What you need to do → Leave the images out, and copy each of the records below exactly.

Items from an interface collection →
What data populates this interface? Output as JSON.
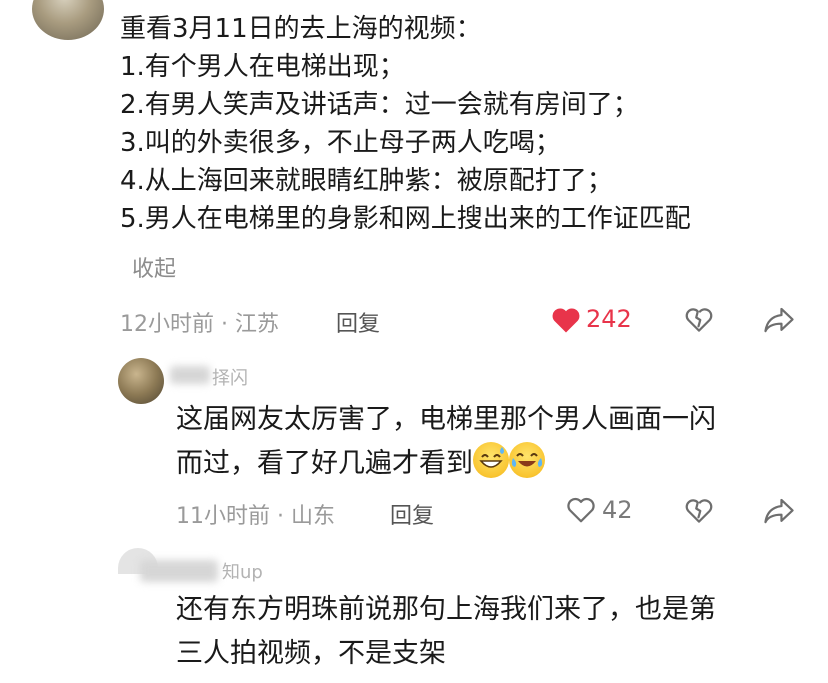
{
  "comment": {
    "lines": [
      "重看3月11日的去上海的视频：",
      "1.有个男人在电梯出现；",
      "2.有男人笑声及讲话声：过一会就有房间了；",
      "3.叫的外卖很多，不止母子两人吃喝；",
      "4.从上海回来就眼睛红肿紫：被原配打了；",
      "5.男人在电梯里的身影和网上搜出来的工作证匹配"
    ],
    "collapse_label": "收起",
    "time_location": "12小时前 · 江苏",
    "reply_label": "回复",
    "like_count": "242",
    "like_color": "#e8344a"
  },
  "reply1": {
    "name_fragment": "择闪",
    "lines": [
      "这届网友太厉害了，电梯里那个男人画面一闪",
      "而过，看了好几遍才看到"
    ],
    "emojis": [
      "grinning-sweat-emoji",
      "laughing-tears-emoji"
    ],
    "time_location": "11小时前 · 山东",
    "reply_label": "回复",
    "like_count": "42"
  },
  "reply2": {
    "name_fragment": "知up",
    "lines": [
      "还有东方明珠前说那句上海我们来了，也是第",
      "三人拍视频，不是支架"
    ]
  }
}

Task output →
What data populates this interface? Output as JSON.
{
  "comment": {
    "lines": [
      "重看3月11日的去上海的视频：",
      "1.有个男人在电梯出现；",
      "2.有男人笑声及讲话声：过一会就有房间了；",
      "3.叫的外卖很多，不止母子两人吃喝；",
      "4.从上海回来就眼睛红肿紫：被原配打了；",
      "5.男人在电梯里的身影和网上搜出来的工作证匹配"
    ],
    "collapse_label": "收起",
    "time_location": "12小时前 · 江苏",
    "reply_label": "回复",
    "like_count": "242",
    "like_color": "#e8344a"
  },
  "reply1": {
    "name_fragment": "择闪",
    "lines": [
      "这届网友太厉害了，电梯里那个男人画面一闪",
      "而过，看了好几遍才看到"
    ],
    "emojis": [
      "grinning-sweat-emoji",
      "laughing-tears-emoji"
    ],
    "time_location": "11小时前 · 山东",
    "reply_label": "回复",
    "like_count": "42"
  },
  "reply2": {
    "name_fragment": "知up",
    "lines": [
      "还有东方明珠前说那句上海我们来了，也是第",
      "三人拍视频，不是支架"
    ]
  }
}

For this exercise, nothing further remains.